According to the non-profit organisation, Greenpeace, the UK’s booming financial sector, which makes up the heart of London as well as the rest of the UK’s economy with a value of £132 billion, according to the House of Commons Library, holds a significant stake in the CO2 emissions of the UK economy.
The non-profit organisation had stated that the financial sector should be considered as “high carbon,” alongside other industries such as the oil and gas industry, coal mining, aviation and transport.
The study itself illustrated that if the UK’s banks and investors were pooled together into a country, they would be the 9th highest emitter of CO2 and other greenhouse gases compared to other global economies.
This would mean that the UK financial sector, which, according to the Guardian, produces 805Mt of greenhouse gases, outputs more greenhouse gases than the whole of Germany which is accountable for a total of 776.61Mt.
So, reducing emissions from the financial sector would greatly benefit the UK economy as
business-related emissions account are the third highest emitter of greenhouse gases, accounting for 17% of the total pie.
This means that reducing emissions from this sector will better air quality in the UK, thus reducing the chance of respiratory issues in the UK population which is significant as 36,000 people die from poor air quality in the UK on a yearly basis.
Therefore, because of this, the UK populous will see an increase in public health as fewer individuals suffer respiratory problems, consequently, this will alleviate pressure from public health services such as the NHS which has seen its capacity being tested during the pandemic with 5 million outstanding patients waiting for treatment.
Because of this, the UK populous will see a reduction in waiting times as the NHS can allocate more resources towards treating outstanding patients, as a result, individuals will spend less time being ill as they can receive treatment much faster.
This will lead to an overall increase in output per person as workers can return to work faster which leads to an increase in the productive capacity of the UK economy, helping to achieve long term economic growth and illustrating why bettering air quality due to a reduction in emissions from UK businesses benefits the UK economy.
However, despite the benefits, the UK has apparently not seen much change regarding the business sector, why is this?
The non-profit organisation partially placed the blame on the government, the executive director, John Suaven had stated that ‘Banks and investors are responsible for more emissions than most nations and the UK government is giving them a free pass.’
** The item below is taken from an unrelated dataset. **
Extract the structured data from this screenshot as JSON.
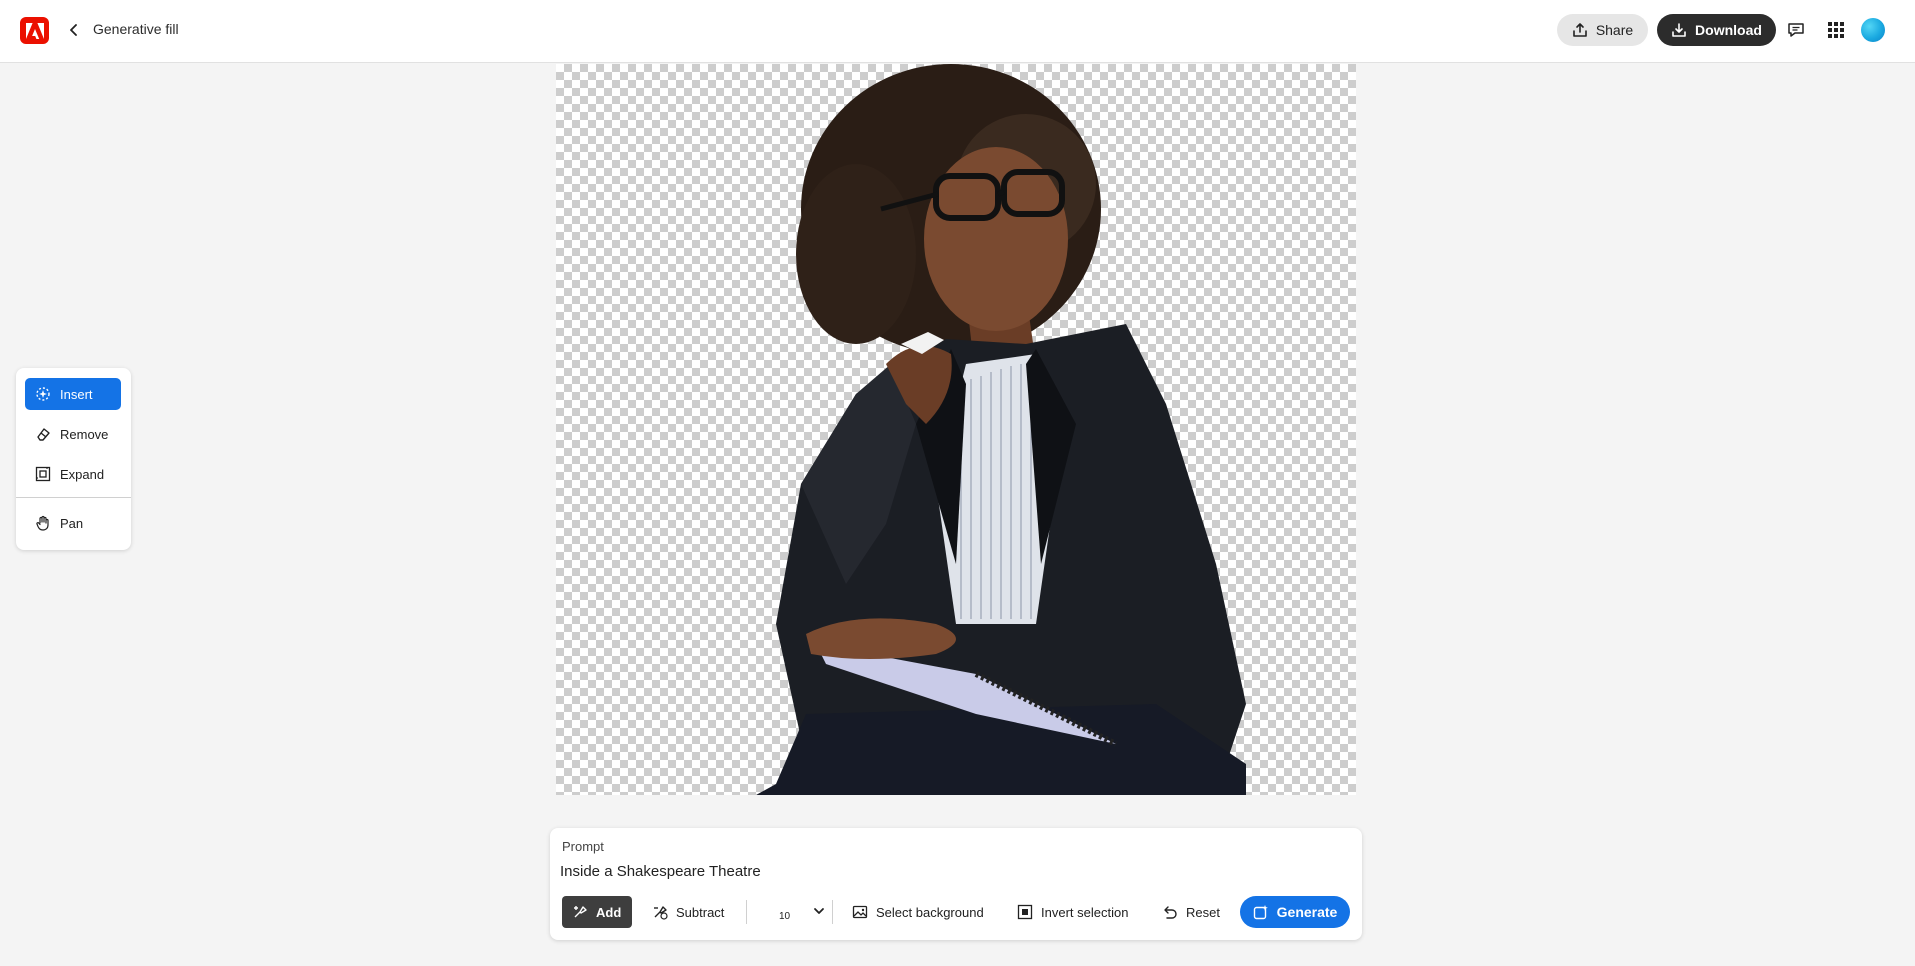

He had also further criticised the government’s efforts of becoming carbon neutral by stating that the claim that we are leading the forefront in climate change at the same time as spending billions on fossil fuels laughable.
However, once we actually look at the data and the trends, this claim becomes much less valid.
According to a study conducted by the ONS, the Energy Trends 2021 publication illustrates the UK’s drastic measures in decreasing the nation’s spending on fossil fuels with examples such as drastic decreases in energy generation from coal by 51%.
Although coal imports and energy generation has drastically reduced, energy generation from other fossil fuels such as oil still makes a large portion of the energy supply.
Consequently, due to oil’s large consumption, transportation is the highest emitter of greenhouse gas emissions accounting for 27% of emissions, however, government schemes such as the ban on new petrol and diesel cars by 2030 will likely reduce oil consumption and emissions from transport.
Additionally, oil is used by businesses for manufacturing and energy generation purposes, which is probably where the non-profits statement regarding fossil fuel spending stems from, however, the UK is taking steps to reducing oil consumption in the energy supply too.
This is evidenced by an increase in renewable energy generation of 11% in 2020 which will most likely accelerate with Siemens setting up in the Humber-Estuary.
Although the criticisms may be valid in the sense that the government may not be acting fast enough, one thing is clear, and that is that the UK government is certainly moving towards carbon neutrality and likely fulfilling the 2050 Paris agreement, helping to achieve the government objective.
If you enjoyed this article and love what we are doing please consider showing us further support by following our social media accounts, we also appreciate any feedback as we aim to improve our work.
Written by Hubert Kucharski
Research compiled by Billy Ryan and Jonas Theaker